Above: The Rodwell Trail now occupies the former branch line from Melcombe Regis (effectively Weymouth) to Portland between Westham and Wyke Regis. The route is owned and managed by Weymouth and Portland Borough Council, which in recent years has done much to improve the route. A nice touch is the reproduction station signs installed on all of the station platforms, which are (clockwise from top left) Westham Halt, Rodwell, Sandsfoot Castle Halt and Wyke Regis Halt. 24th February 2012. (Jeff Vinter)

 
Above: Just south of Westham Halt, W&PBC installed a new bridge in the early months of 2012 to replace the original rail-over-road bridge which was removed in 1987 as part of local road improvements. The new bridge is substantially longer than the original thanks to the edges of the embankments being graded back to improve visibility along the road. This is the view from the south side, looking towards Weymouth. 24th February 2012. (Jeff Vinter)
 
Above: This view of the new bridge over Newstead Road, taken from the north side looking towards Portland, gives a fair impression of the size of the structure. There were tiomes when there was some doubt as to whether this bridge would ever be built, especially when elaborate decorative parapets in the design pushed the project's costs above £1 million; but, in the end, the design was simplified and delivered at a cost of £835,000. The bridge had been opened by the time a group of Railway Ramblers visited on 17th March. 24th February 2012. (Jeff Vinter)
 
Above: Just south of Newstead Road bridge, the railway passed through Rodwell Tunnel before reaching Rodwell station, which was an important passing place on the line.
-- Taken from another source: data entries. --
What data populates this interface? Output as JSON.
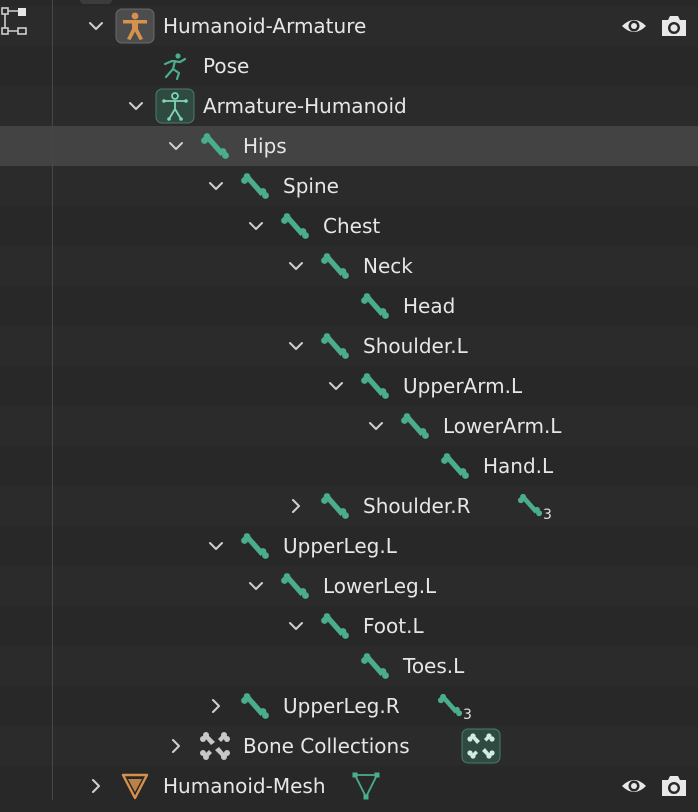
{
  "outliner": {
    "colors": {
      "bone": "#4aae8c",
      "armature_obj": "#d6914c",
      "mesh_obj": "#d6914c",
      "selected_row": "#434343",
      "text": "#e6e6e6"
    },
    "rows": [
      {
        "label": "Humanoid-Armature",
        "icon": "armature-object-icon",
        "depth": 0,
        "disclosure": "expanded",
        "visibility_icon": "eye-icon",
        "render_icon": "camera-icon"
      },
      {
        "label": "Pose",
        "icon": "pose-icon",
        "depth": 1,
        "disclosure": "none"
      },
      {
        "label": "Armature-Humanoid",
        "icon": "armature-data-icon",
        "depth": 1,
        "disclosure": "expanded"
      },
      {
        "label": "Hips",
        "icon": "bone-icon",
        "depth": 2,
        "disclosure": "expanded",
        "selected": true
      },
      {
        "label": "Spine",
        "icon": "bone-icon",
        "depth": 3,
        "disclosure": "expanded"
      },
      {
        "label": "Chest",
        "icon": "bone-icon",
        "depth": 4,
        "disclosure": "expanded"
      },
      {
        "label": "Neck",
        "icon": "bone-icon",
        "depth": 5,
        "disclosure": "expanded"
      },
      {
        "label": "Head",
        "icon": "bone-icon",
        "depth": 6,
        "disclosure": "none"
      },
      {
        "label": "Shoulder.L",
        "icon": "bone-icon",
        "depth": 5,
        "disclosure": "expanded"
      },
      {
        "label": "UpperArm.L",
        "icon": "bone-icon",
        "depth": 6,
        "disclosure": "expanded"
      },
      {
        "label": "LowerArm.L",
        "icon": "bone-icon",
        "depth": 7,
        "disclosure": "expanded"
      },
      {
        "label": "Hand.L",
        "icon": "bone-icon",
        "depth": 8,
        "disclosure": "none"
      },
      {
        "label": "Shoulder.R",
        "icon": "bone-icon",
        "depth": 5,
        "disclosure": "collapsed",
        "child_count": "3"
      },
      {
        "label": "UpperLeg.L",
        "icon": "bone-icon",
        "depth": 3,
        "disclosure": "expanded"
      },
      {
        "label": "LowerLeg.L",
        "icon": "bone-icon",
        "depth": 4,
        "disclosure": "expanded"
      },
      {
        "label": "Foot.L",
        "icon": "bone-icon",
        "depth": 5,
        "disclosure": "expanded"
      },
      {
        "label": "Toes.L",
        "icon": "bone-icon",
        "depth": 6,
        "disclosure": "none"
      },
      {
        "label": "UpperLeg.R",
        "icon": "bone-icon",
        "depth": 3,
        "disclosure": "collapsed",
        "child_count": "3"
      },
      {
        "label": "Bone Collections",
        "icon": "bone-collections-icon",
        "depth": 2,
        "disclosure": "collapsed",
        "collapsed_child_icon": "bone-collection-data-icon"
      },
      {
        "label": "Humanoid-Mesh",
        "icon": "mesh-object-icon",
        "depth": 0,
        "disclosure": "collapsed",
        "collapsed_child_icon": "mesh-data-icon",
        "visibility_icon": "eye-icon",
        "render_icon": "camera-icon"
      }
    ]
  }
}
As can be seen, the tunnel was receiving some attention, although it was impossible to tell if this was to do with roof repairs, re-pointing, or renewing the lighting. However, it was a safe bet that the work was inspired by the forthcoming visit of the Olympic Games to the area. 24th February 2012. (Jeff Vinter)
 
Above: Rodwell station, looking north. The tunnel seen in the previous picture can just be seen in the distance. The main station buildings were on the southbound platform (right), while a small signal box was situated on the northbound platform (left). 24th February 2012. (Jeff Vinter)
 
Above: Continuing south from Rodwell station, the railway passed under this three-arched viaduct, which carries Rodwell Road over the line. The A frames visible above the parapet contain an extension which encases an attached pedestrian walkway. 24th February 2012. (Jeff Vinter)
 
Above: The Rodwell Trail can be followed as far as the south end of Wyke Regis, after which the trackbed is owned by the Crown Estates as it crosses the west end of Chesil Beach; public access is permitted here as well. On arrival in Portland, railway ramblers are advised to head for Castletown, where the first of two inclines on the former Merchants Railway can be followed up to the plateau on the top of the island. Many stone sleepers remain in place here, while the views can be impressive – except on this occasion, when the island's heights were cloaked in low cloud. 24th February 2012. (Jeff Vinter)
 
Above: The second, upper incline on the Merchants Railway is short but more impressive than the first thanks to the three fine stone bridges which cross the trackbed, seen here on the left. We believe that the fourth bridge, seen on the right, also owes its existence to a tramway, but we need to trace a 10" map from about 1900 to be able to confirm this. What is certain is that the top of Portland is laced with old tramways – a railway rambler's paradise. 24th February 2012. (Jeff Vinter)